___ Records for the exercise

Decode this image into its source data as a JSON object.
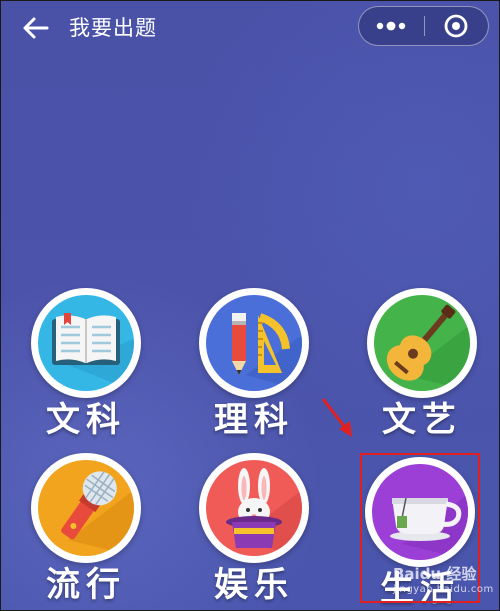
{
  "header": {
    "title": "我要出题",
    "back_icon": "back-arrow-icon",
    "more_icon": "more-dots-icon",
    "close_icon": "target-circle-icon"
  },
  "categories": [
    {
      "label": "文科",
      "icon": "open-book-icon",
      "color": "#35b7e6"
    },
    {
      "label": "理科",
      "icon": "pencil-ruler-icon",
      "color": "#4a6fd8"
    },
    {
      "label": "文艺",
      "icon": "guitar-icon",
      "color": "#43b34a"
    },
    {
      "label": "流行",
      "icon": "microphone-icon",
      "color": "#f2a41e"
    },
    {
      "label": "娱乐",
      "icon": "magic-hat-rabbit-icon",
      "color": "#f05b57"
    },
    {
      "label": "生活",
      "icon": "tea-cup-icon",
      "color": "#9c3fd6"
    }
  ],
  "annotation": {
    "arrow_color": "#e02020",
    "box_color": "#e02020"
  },
  "watermark": {
    "top": "Baidu 经验",
    "bottom": "jingyan.baidu.com"
  }
}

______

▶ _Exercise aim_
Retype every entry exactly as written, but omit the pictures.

▶ _Task answer_
Decode this image into its source data as a JSON object.
{
  "header": {
    "title": "我要出题",
    "back_icon": "back-arrow-icon",
    "more_icon": "more-dots-icon",
    "close_icon": "target-circle-icon"
  },
  "categories": [
    {
      "label": "文科",
      "icon": "open-book-icon",
      "color": "#35b7e6"
    },
    {
      "label": "理科",
      "icon": "pencil-ruler-icon",
      "color": "#4a6fd8"
    },
    {
      "label": "文艺",
      "icon": "guitar-icon",
      "color": "#43b34a"
    },
    {
      "label": "流行",
      "icon": "microphone-icon",
      "color": "#f2a41e"
    },
    {
      "label": "娱乐",
      "icon": "magic-hat-rabbit-icon",
      "color": "#f05b57"
    },
    {
      "label": "生活",
      "icon": "tea-cup-icon",
      "color": "#9c3fd6"
    }
  ],
  "annotation": {
    "arrow_color": "#e02020",
    "box_color": "#e02020"
  },
  "watermark": {
    "top": "Baidu 经验",
    "bottom": "jingyan.baidu.com"
  }
}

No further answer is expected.